[[ Source material open ]]
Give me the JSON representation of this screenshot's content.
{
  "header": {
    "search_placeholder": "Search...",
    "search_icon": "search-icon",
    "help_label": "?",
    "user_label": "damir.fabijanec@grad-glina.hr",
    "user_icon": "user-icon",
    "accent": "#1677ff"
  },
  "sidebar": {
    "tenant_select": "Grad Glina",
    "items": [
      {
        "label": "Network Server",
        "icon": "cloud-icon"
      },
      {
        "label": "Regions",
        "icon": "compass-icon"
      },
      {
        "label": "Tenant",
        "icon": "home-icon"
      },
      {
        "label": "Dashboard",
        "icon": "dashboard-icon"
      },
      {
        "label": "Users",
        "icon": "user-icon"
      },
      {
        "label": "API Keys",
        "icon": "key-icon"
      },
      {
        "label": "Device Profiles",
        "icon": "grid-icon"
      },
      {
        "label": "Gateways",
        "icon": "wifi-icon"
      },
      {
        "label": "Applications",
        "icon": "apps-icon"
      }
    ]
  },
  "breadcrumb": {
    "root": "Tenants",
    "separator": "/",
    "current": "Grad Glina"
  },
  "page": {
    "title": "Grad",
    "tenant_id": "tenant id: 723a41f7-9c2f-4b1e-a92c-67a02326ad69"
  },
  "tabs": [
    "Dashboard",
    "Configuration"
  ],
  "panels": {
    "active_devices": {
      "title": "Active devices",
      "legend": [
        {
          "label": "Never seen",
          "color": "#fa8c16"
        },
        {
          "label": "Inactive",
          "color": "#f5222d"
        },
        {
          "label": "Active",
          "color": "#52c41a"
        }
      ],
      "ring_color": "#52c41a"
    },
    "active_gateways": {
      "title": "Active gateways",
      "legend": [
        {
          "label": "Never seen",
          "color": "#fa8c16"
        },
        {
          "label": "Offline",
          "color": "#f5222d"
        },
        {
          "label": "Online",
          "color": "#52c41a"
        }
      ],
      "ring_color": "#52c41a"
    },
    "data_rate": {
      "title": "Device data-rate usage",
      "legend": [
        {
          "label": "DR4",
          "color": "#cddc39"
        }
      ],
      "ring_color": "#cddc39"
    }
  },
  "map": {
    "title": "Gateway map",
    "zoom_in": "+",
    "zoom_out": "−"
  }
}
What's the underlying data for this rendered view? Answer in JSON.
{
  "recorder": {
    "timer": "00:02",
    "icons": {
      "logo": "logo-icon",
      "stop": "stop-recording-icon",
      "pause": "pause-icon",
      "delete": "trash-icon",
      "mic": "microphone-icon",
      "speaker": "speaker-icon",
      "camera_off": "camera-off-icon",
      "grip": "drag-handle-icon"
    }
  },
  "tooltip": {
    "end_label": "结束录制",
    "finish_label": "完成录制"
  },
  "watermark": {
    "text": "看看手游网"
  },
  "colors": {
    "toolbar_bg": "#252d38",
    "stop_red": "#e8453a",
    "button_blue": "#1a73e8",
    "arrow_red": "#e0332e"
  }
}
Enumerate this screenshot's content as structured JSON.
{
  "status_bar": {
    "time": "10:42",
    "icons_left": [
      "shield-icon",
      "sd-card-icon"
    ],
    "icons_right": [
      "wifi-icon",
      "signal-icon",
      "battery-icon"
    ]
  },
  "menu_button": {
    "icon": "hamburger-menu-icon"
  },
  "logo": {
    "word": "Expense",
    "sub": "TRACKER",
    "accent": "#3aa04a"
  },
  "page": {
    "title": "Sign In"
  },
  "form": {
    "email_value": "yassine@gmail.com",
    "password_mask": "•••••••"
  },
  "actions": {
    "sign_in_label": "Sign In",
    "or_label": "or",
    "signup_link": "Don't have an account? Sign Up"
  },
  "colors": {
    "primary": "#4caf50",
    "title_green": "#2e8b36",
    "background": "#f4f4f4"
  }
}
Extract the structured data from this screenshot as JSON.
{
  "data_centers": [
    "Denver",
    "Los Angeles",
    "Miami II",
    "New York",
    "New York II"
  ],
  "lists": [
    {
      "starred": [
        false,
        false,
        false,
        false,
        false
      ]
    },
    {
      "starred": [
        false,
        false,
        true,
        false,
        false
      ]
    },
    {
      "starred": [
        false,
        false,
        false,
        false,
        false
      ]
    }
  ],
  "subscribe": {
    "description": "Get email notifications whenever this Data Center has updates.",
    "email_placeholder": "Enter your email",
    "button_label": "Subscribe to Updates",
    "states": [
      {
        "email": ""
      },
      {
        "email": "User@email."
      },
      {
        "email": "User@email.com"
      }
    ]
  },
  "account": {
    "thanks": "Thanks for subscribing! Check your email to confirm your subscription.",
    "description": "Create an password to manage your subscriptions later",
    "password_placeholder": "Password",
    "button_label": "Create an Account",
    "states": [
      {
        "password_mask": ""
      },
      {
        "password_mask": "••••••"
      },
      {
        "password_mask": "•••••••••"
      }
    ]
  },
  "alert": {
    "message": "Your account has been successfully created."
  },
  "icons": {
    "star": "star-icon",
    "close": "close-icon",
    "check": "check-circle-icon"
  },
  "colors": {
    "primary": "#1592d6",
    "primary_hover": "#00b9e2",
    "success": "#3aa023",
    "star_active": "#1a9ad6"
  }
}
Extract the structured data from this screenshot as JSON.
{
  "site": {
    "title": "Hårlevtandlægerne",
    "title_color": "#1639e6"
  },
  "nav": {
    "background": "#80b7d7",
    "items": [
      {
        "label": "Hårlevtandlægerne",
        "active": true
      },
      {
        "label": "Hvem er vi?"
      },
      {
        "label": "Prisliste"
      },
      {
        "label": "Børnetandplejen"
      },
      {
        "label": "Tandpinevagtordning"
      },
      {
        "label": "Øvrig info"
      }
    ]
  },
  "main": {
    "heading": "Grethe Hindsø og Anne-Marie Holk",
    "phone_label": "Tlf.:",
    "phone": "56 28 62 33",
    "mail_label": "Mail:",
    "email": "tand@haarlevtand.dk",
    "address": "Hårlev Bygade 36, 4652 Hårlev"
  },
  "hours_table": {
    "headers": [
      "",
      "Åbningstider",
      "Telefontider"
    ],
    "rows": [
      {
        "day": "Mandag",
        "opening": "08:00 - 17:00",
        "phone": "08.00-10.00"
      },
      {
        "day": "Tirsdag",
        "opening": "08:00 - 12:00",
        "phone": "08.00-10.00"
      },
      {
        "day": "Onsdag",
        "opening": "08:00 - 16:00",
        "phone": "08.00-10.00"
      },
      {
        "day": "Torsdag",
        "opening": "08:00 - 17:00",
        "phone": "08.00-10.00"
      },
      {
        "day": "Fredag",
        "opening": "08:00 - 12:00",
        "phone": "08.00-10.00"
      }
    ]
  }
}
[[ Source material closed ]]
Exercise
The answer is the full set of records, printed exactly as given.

Your response
Give me the JSON representation of this screenshot's content.
{
  "header": {
    "search_placeholder": "Search...",
    "search_icon": "search-icon",
    "help_label": "?",
    "user_label": "damir.fabijanec@grad-glina.hr",
    "user_icon": "user-icon",
    "accent": "#1677ff"
  },
  "sidebar": {
    "tenant_select": "Grad Glina",
    "items": [
      {
        "label": "Network Server",
        "icon": "cloud-icon"
      },
      {
        "label": "Regions",
        "icon": "compass-icon"
      },
      {
        "label": "Tenant",
        "icon": "home-icon"
      },
      {
        "label": "Dashboard",
        "icon": "dashboard-icon"
      },
      {
        "label": "Users",
        "icon": "user-icon"
      },
      {
        "label": "API Keys",
        "icon": "key-icon"
      },
      {
        "label": "Device Profiles",
        "icon": "grid-icon"
      },
      {
        "label": "Gateways",
        "icon": "wifi-icon"
      },
      {
        "label": "Applications",
        "icon": "apps-icon"
      }
    ]
  },
  "breadcrumb": {
    "root": "Tenants",
    "separator": "/",
    "current": "Grad Glina"
  },
  "page": {
    "title": "Grad",
    "tenant_id": "tenant id: 723a41f7-9c2f-4b1e-a92c-67a02326ad69"
  },
  "tabs": [
    "Dashboard",
    "Configuration"
  ],
  "panels": {
    "active_devices": {
      "title": "Active devices",
      "legend": [
        {
          "label": "Never seen",
          "color": "#fa8c16"
        },
        {
          "label": "Inactive",
          "color": "#f5222d"
        },
        {
          "label": "Active",
          "color": "#52c41a"
        }
      ],
      "ring_color": "#52c41a"
    },
    "active_gateways": {
      "title": "Active gateways",
      "legend": [
        {
          "label": "Never seen",
          "color": "#fa8c16"
        },
        {
          "label": "Offline",
          "color": "#f5222d"
        },
        {
          "label": "Online",
          "color": "#52c41a"
        }
      ],
      "ring_color": "#52c41a"
    },
    "data_rate": {
      "title": "Device data-rate usage",
      "legend": [
        {
          "label": "DR4",
          "color": "#cddc39"
        }
      ],
      "ring_color": "#cddc39"
    }
  },
  "map": {
    "title": "Gateway map",
    "zoom_in": "+",
    "zoom_out": "−"
  }
}
What's the underlying data for this rendered view? Answer in JSON.
{
  "recorder": {
    "timer": "00:02",
    "icons": {
      "logo": "logo-icon",
      "stop": "stop-recording-icon",
      "pause": "pause-icon",
      "delete": "trash-icon",
      "mic": "microphone-icon",
      "speaker": "speaker-icon",
      "camera_off": "camera-off-icon",
      "grip": "drag-handle-icon"
    }
  },
  "tooltip": {
    "end_label": "结束录制",
    "finish_label": "完成录制"
  },
  "watermark": {
    "text": "看看手游网"
  },
  "colors": {
    "toolbar_bg": "#252d38",
    "stop_red": "#e8453a",
    "button_blue": "#1a73e8",
    "arrow_red": "#e0332e"
  }
}
Enumerate this screenshot's content as structured JSON.
{
  "status_bar": {
    "time": "10:42",
    "icons_left": [
      "shield-icon",
      "sd-card-icon"
    ],
    "icons_right": [
      "wifi-icon",
      "signal-icon",
      "battery-icon"
    ]
  },
  "menu_button": {
    "icon": "hamburger-menu-icon"
  },
  "logo": {
    "word": "Expense",
    "sub": "TRACKER",
    "accent": "#3aa04a"
  },
  "page": {
    "title": "Sign In"
  },
  "form": {
    "email_value": "yassine@gmail.com",
    "password_mask": "•••••••"
  },
  "actions": {
    "sign_in_label": "Sign In",
    "or_label": "or",
    "signup_link": "Don't have an account? Sign Up"
  },
  "colors": {
    "primary": "#4caf50",
    "title_green": "#2e8b36",
    "background": "#f4f4f4"
  }
}
Extract the structured data from this screenshot as JSON.
{
  "data_centers": [
    "Denver",
    "Los Angeles",
    "Miami II",
    "New York",
    "New York II"
  ],
  "lists": [
    {
      "starred": [
        false,
        false,
        false,
        false,
        false
      ]
    },
    {
      "starred": [
        false,
        false,
        true,
        false,
        false
      ]
    },
    {
      "starred": [
        false,
        false,
        false,
        false,
        false
      ]
    }
  ],
  "subscribe": {
    "description": "Get email notifications whenever this Data Center has updates.",
    "email_placeholder": "Enter your email",
    "button_label": "Subscribe to Updates",
    "states": [
      {
        "email": ""
      },
      {
        "email": "User@email."
      },
      {
        "email": "User@email.com"
      }
    ]
  },
  "account": {
    "thanks": "Thanks for subscribing! Check your email to confirm your subscription.",
    "description": "Create an password to manage your subscriptions later",
    "password_placeholder": "Password",
    "button_label": "Create an Account",
    "states": [
      {
        "password_mask": ""
      },
      {
        "password_mask": "••••••"
      },
      {
        "password_mask": "•••••••••"
      }
    ]
  },
  "alert": {
    "message": "Your account has been successfully created."
  },
  "icons": {
    "star": "star-icon",
    "close": "close-icon",
    "check": "check-circle-icon"
  },
  "colors": {
    "primary": "#1592d6",
    "primary_hover": "#00b9e2",
    "success": "#3aa023",
    "star_active": "#1a9ad6"
  }
}
Extract the structured data from this screenshot as JSON.
{
  "site": {
    "title": "Hårlevtandlægerne",
    "title_color": "#1639e6"
  },
  "nav": {
    "background": "#80b7d7",
    "items": [
      {
        "label": "Hårlevtandlægerne",
        "active": true
      },
      {
        "label": "Hvem er vi?"
      },
      {
        "label": "Prisliste"
      },
      {
        "label": "Børnetandplejen"
      },
      {
        "label": "Tandpinevagtordning"
      },
      {
        "label": "Øvrig info"
      }
    ]
  },
  "main": {
    "heading": "Grethe Hindsø og Anne-Marie Holk",
    "phone_label": "Tlf.:",
    "phone": "56 28 62 33",
    "mail_label": "Mail:",
    "email": "tand@haarlevtand.dk",
    "address": "Hårlev Bygade 36, 4652 Hårlev"
  },
  "hours_table": {
    "headers": [
      "",
      "Åbningstider",
      "Telefontider"
    ],
    "rows": [
      {
        "day": "Mandag",
        "opening": "08:00 - 17:00",
        "phone": "08.00-10.00"
      },
      {
        "day": "Tirsdag",
        "opening": "08:00 - 12:00",
        "phone": "08.00-10.00"
      },
      {
        "day": "Onsdag",
        "opening": "08:00 - 16:00",
        "phone": "08.00-10.00"
      },
      {
        "day": "Torsdag",
        "opening": "08:00 - 17:00",
        "phone": "08.00-10.00"
      },
      {
        "day": "Fredag",
        "opening": "08:00 - 12:00",
        "phone": "08.00-10.00"
      }
    ]
  }
}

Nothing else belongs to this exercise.